The grandmother of two children shot by their mother inside a Texas welfare office said Wednesday her former daughter-in-law had a history of mental problems leading up to the standoff in a state building where the struggling family had been denied food stamps.
One of the children, 12-year-old Ramie Grimmer, died Wednesday night at a San Antonio hospital, Laredo police spokesman Joe Baeza said. The girl's brother, 10, remained in critical condition.
Ramie appeared to post a chilling update on Facebook while her mother squared off with police Monday at a Laredo welfare office. Her profile was updated to read "may die 2day" just hours before authorities say her mother shot the girl and her brother, then killed herself to end the seven-hour standoff.
The family had moved this summer to the border city, where they lived in a rundown trailer. The state denied Grimmer's application for food stamps in August, but Mary Lee Shepherd said her grandchildren's mother had problems beyond trying to feed her family.

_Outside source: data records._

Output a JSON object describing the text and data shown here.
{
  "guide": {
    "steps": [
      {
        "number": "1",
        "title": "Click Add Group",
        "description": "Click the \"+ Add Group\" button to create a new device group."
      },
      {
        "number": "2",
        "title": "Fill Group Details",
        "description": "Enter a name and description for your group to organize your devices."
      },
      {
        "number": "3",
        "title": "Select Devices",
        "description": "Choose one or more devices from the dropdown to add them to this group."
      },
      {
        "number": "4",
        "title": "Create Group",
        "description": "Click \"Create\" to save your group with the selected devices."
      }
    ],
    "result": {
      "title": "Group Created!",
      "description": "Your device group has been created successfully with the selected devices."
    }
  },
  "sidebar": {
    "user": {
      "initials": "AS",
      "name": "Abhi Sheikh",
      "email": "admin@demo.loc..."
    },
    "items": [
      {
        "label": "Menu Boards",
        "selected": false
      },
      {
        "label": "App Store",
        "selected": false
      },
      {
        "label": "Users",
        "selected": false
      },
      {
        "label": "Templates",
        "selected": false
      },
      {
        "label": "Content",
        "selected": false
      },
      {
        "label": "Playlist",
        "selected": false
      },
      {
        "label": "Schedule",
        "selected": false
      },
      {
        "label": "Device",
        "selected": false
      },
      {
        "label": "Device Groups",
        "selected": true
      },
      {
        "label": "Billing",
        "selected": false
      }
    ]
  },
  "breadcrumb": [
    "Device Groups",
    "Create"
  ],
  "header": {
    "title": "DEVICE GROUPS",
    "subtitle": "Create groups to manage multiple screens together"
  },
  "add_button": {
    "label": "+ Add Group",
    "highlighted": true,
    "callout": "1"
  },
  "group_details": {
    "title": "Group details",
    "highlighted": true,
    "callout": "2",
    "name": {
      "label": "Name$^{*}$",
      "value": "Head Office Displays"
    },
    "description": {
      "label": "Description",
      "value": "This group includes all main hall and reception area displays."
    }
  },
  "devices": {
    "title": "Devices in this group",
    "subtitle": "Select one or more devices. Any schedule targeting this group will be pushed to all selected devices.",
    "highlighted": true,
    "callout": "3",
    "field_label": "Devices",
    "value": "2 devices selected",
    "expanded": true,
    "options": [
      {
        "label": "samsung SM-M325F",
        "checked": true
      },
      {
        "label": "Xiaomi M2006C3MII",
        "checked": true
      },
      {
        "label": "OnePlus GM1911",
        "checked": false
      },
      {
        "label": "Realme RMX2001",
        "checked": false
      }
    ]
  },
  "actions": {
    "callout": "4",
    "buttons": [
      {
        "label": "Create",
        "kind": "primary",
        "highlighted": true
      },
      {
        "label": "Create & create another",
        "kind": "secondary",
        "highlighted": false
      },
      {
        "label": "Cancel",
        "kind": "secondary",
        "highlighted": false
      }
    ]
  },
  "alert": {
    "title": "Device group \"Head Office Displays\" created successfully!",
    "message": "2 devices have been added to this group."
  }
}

"My son knew she was mentally ill and tried to get her help," said Shepherd, who lives in Helena, Mont.
Shepherd said her son Dale Grimmer, the children's father, was flying Wednesday from Montana to San Antonio hospital to be with the children.
Dale and Rachelle Grimmer divorced six or seven years ago, after Rachelle and the children moved from Montana to Ohio, Shepherd said. Dale Grimmer also moved to Ohio and was able to visit the children from time to time, but Rachelle Grimmer moved and did not inform him or the court, Shepherd said.
Shepherd said she or her son contacted social workers in Montana twice and in Ohio once because they were concerned that Rachelle Grimmer could harm the children. Shepherd declined to detail her former daughter-in-law's mental problems or say what caused them to make those calls.
Shepherd's claims could not immediately be verified Wednesday with state child welfare officials in Montana and Ohio. However, Texas Department of Family and Protective Services reported finding two cases Wednesday involving Grimmer and her children.
In the first case, reported Sept. 15, 2010, the department received a possible neglect report after Rachelle Grimmer and her two children were found living in a tent on a South Texas beach. Investigators found no evidence of neglect and closed the case, spokesman Patrick Crimmins said.
In a report made last June, Corpus Christi police said Rachelle Grimmer had come to police headquarters with her two children and reported that she had been a domestic violence victim. Caseworkers checked on her and the children, determined the children were not at risk and took no further action, Crimmins said.
The findings had been delayed until Wednesday because Grimmer's surname had been spelled differently in the department database, and she was listed under a different first name, Crimmins said.
Rachelle Grimmer, 38, was found dead inside the building later that night, along with her two wounded children. She arrived around 5 p.m. and asked to speak to a caseworker about her rejected food stamps application. Officials said Grimmer was taken to a private room, where she then pulled out a gun.
About two dozen people inside the building were let go unharmed. Grimmer rattled off a litany of complaints against government agencies during the negotiations with police, Laredo police investigator Joe Baeza said.
The state rejected Grimmer's request for food stamps because her application was incomplete, said Stephanie Goodman, a spokeswoman for the Texas Department of Health and Human Services. She described Grimmer's contact with the state as sporadic, including the mother not following up about her denied benefits until more than three months had passed.
Shepherd said the standoff and shooting never should have happened, but that she hopes this case will result in people treating such intervention requests more seriously.
"They should have gave her the food stamps and followed up and then got the children out of there," Shepherd said. "I don't know what's going to happen, and my son is terribly distraught, but you know, something good can come out of this where somebody will start listening.
Goodman said an agency supervisor tried calling Grimmer on her cellphone five days before the shooting, but no one answered and the voicemail box was full.
Volz reported from Helena, Mont. Associated Press Writer Terry Wallace in Dallas contributed to this report.